  • In quoted material, use square brackets to indicate that a letter has been changed from uppercase to lowercase, or vice versa.
  • To avoid awkwardness, consider rewording the sentence so that no change in capitalization is needed.


This unusual animal was once believed to be a myth because “[s]kepticsinsisted that the duck-billed platypus was simply a duck bill sewn onto a beaver’s body” (35). (“Skeptics” changed to “skeptics”)

use brackets2
Use Brackets

3. To Indicate Other Changes to Quotations

  • Use brackets to show any changes made to quotations in order to retain grammatical correctness.
  • Use brackets in quotes to add a word, prefix, or suffix in order to fit the quote into your sentence.
  • Use brackets to change the tense of a verb in a quote so that it will fit into your sentence.


  • I tried to make a dish mild enough for everyone, but my idea of "add[ing] Cayenne pepper to taste" was not the same as my friend's idea. (“add” changed to “adding”)
  • In Thomas Jefferson's time, there was definitely a notion that "A little rebellion now and then [was] a good thing.“ (“is” changed to “was”)
use brackets3
Use Brackets

4. To Add Additional Information to Quotations

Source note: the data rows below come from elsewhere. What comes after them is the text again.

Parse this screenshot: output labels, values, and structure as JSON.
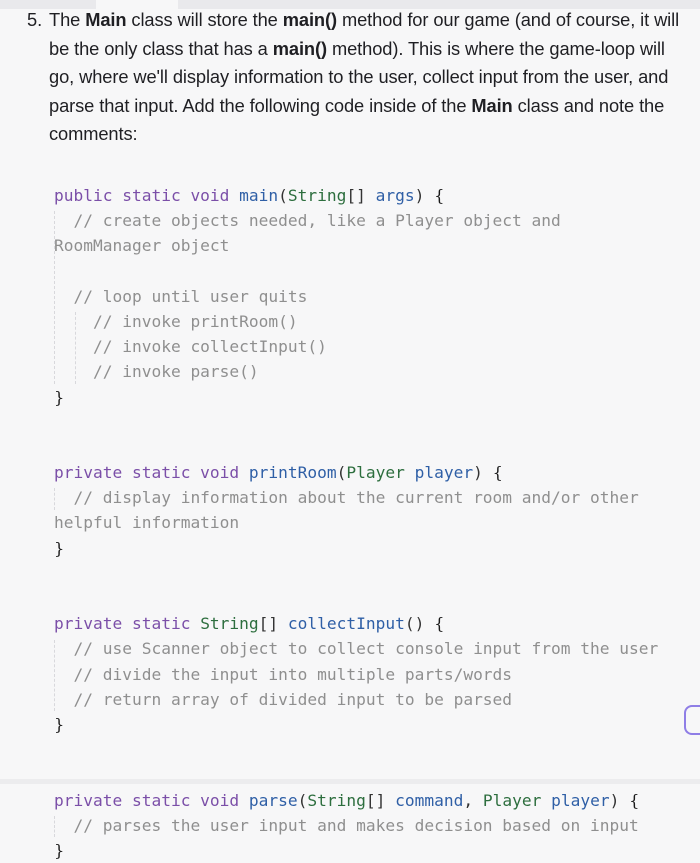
{
  "instruction": {
    "number": "5.",
    "segments": [
      {
        "text": "The ",
        "bold": false
      },
      {
        "text": "Main",
        "bold": true
      },
      {
        "text": " class will store the ",
        "bold": false
      },
      {
        "text": "main()",
        "bold": true
      },
      {
        "text": " method for our game (and of course, it will be the only class that has a ",
        "bold": false
      },
      {
        "text": "main()",
        "bold": true
      },
      {
        "text": " method). This is where the game-loop will go, where we'll display information to the user, collect input from the user, and parse that input. Add the following code inside of the ",
        "bold": false
      },
      {
        "text": "Main",
        "bold": true
      },
      {
        "text": " class and note the comments:",
        "bold": false
      }
    ]
  },
  "code": {
    "language": "java",
    "lines": [
      [
        {
          "t": "public static void ",
          "c": "kw"
        },
        {
          "t": "main",
          "c": "fn"
        },
        {
          "t": "(",
          "c": "pu"
        },
        {
          "t": "String",
          "c": "ty"
        },
        {
          "t": "[] ",
          "c": "pu"
        },
        {
          "t": "args",
          "c": "fn"
        },
        {
          "t": ") ",
          "c": "pu"
        },
        {
          "t": "{",
          "c": "br"
        }
      ],
      [
        {
          "t": "  // create objects needed, like a Player object and",
          "c": "cm"
        }
      ],
      [
        {
          "t": "RoomManager object",
          "c": "cm"
        }
      ],
      [
        {
          "t": "",
          "c": "cm"
        }
      ],
      [
        {
          "t": "  // loop until user quits",
          "c": "cm"
        }
      ],
      [
        {
          "t": "    // invoke printRoom()",
          "c": "cm"
        }
      ],
      [
        {
          "t": "    // invoke collectInput()",
          "c": "cm"
        }
      ],
      [
        {
          "t": "    // invoke parse()",
          "c": "cm"
        }
      ],
      [
        {
          "t": "}",
          "c": "br"
        }
      ],
      [
        {
          "t": "",
          "c": "cm"
        }
      ],
      [
        {
          "t": "",
          "c": "cm"
        }
      ],
      [
        {
          "t": "private static void ",
          "c": "kw"
        },
        {
          "t": "printRoom",
          "c": "fn"
        },
        {
          "t": "(",
          "c": "pu"
        },
        {
          "t": "Player",
          "c": "ty"
        },
        {
          "t": " ",
          "c": "pu"
        },
        {
          "t": "player",
          "c": "fn"
        },
        {
          "t": ") ",
          "c": "pu"
        },
        {
          "t": "{",
          "c": "br"
        }
      ],
      [
        {
          "t": "  // display information about the current room and/or other",
          "c": "cm"
        }
      ],
      [
        {
          "t": "helpful information",
          "c": "cm"
        }
      ],
      [
        {
          "t": "}",
          "c": "br"
        }
      ],
      [
        {
          "t": "",
          "c": "cm"
        }
      ],
      [
        {
          "t": "",
          "c": "cm"
        }
      ],
      [
        {
          "t": "private static ",
          "c": "kw"
        },
        {
          "t": "String",
          "c": "ty"
        },
        {
          "t": "[] ",
          "c": "pu"
        },
        {
          "t": "collectInput",
          "c": "fn"
        },
        {
          "t": "() ",
          "c": "pu"
        },
        {
          "t": "{",
          "c": "br"
        }
      ],
      [
        {
          "t": "  // use Scanner object to collect console input from the user",
          "c": "cm"
        }
      ],
      [
        {
          "t": "  // divide the input into multiple parts/words",
          "c": "cm"
        }
      ],
      [
        {
          "t": "  // return array of divided input to be parsed",
          "c": "cm"
        }
      ],
      [
        {
          "t": "}",
          "c": "br"
        }
      ],
      [
        {
          "t": "",
          "c": "cm"
        }
      ],
      [
        {
          "t": "",
          "c": "cm"
        }
      ],
      [
        {
          "t": "private static void ",
          "c": "kw"
        },
        {
          "t": "parse",
          "c": "fn"
        },
        {
          "t": "(",
          "c": "pu"
        },
        {
          "t": "String",
          "c": "ty"
        },
        {
          "t": "[] ",
          "c": "pu"
        },
        {
          "t": "command",
          "c": "fn"
        },
        {
          "t": ", ",
          "c": "pu"
        },
        {
          "t": "Player",
          "c": "ty"
        },
        {
          "t": " ",
          "c": "pu"
        },
        {
          "t": "player",
          "c": "fn"
        },
        {
          "t": ") ",
          "c": "pu"
        },
        {
          "t": "{",
          "c": "br"
        }
      ],
      [
        {
          "t": "  // parses the user input and makes decision based on input",
          "c": "cm"
        }
      ],
      [
        {
          "t": "}",
          "c": "br"
        }
      ]
    ]
  },
  "colors": {
    "keyword": "#7b4fa8",
    "function": "#2f5fa6",
    "type": "#2d6e3e",
    "comment": "#8f8f8f",
    "background": "#f7f7f8",
    "side_tab_accent": "#8f7ee6"
  }
}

  • Use brackets to insert necessary information, comments, corrections, opinions, clarifications, or explanations of your own into direct quotations.
  • Brackets are used within quotations to tell readers that the words enclosed are yours and not those of your source.
  • Don’t overdo it! Readers will resent the explanation of obvious details.
  • Do not use brackets when inserting additional information into your own writing. Use parentheses or dashes.


  • “He [George Lucas] reminded me a little of Walt Disney’s version of a mad scientist.”
  • “Dues are being raised $1.00 per week [to $5.00],” the treasurer announced.
  • “The miles of excellent trails are perfect for [cross-country] skiing.”
use brackets4
Use Brackets

5. To Acknowledge Errors in Quotations

  • Quotations must be copied accurately, word by word, from your source—errors and all. To show that you have copied a passage faithfully, place the word sic (the Latin word for “thus” or “so”) in brackets one space after any mistake.
  • APA and Turabian handbooks state that sic must be italicized within the brackets, while the MLA handbook does not specify.
  • If sic can be placed outside the quotation itself, it appears between parentheses, not brackets.
    • Molly’s paper was titled “King Leer” (sic).


  • Mr. Vincent’s letter went on: “I would have preferred a younger bride, but I decided to marry the old window [sic] anyway.”
  • The sign over the cash register read, “We don’t except [sic] personal checks for payment.”
information gathered from
Information gathered from…
  • The Scott, Foresman Handbook for Writers, 5th Edition
  • Hodges’ Harbrace Handbook, Thirteenth Edition
  • Hodges’ Harbrace Handbook, Sixteenth Edition
  • Writing: A College Handbook, 4th Edition
  • The Holt Handbook, Third Edition
  • MLA Handbook, 7th Edition
  • APA Handbook, 6th Edition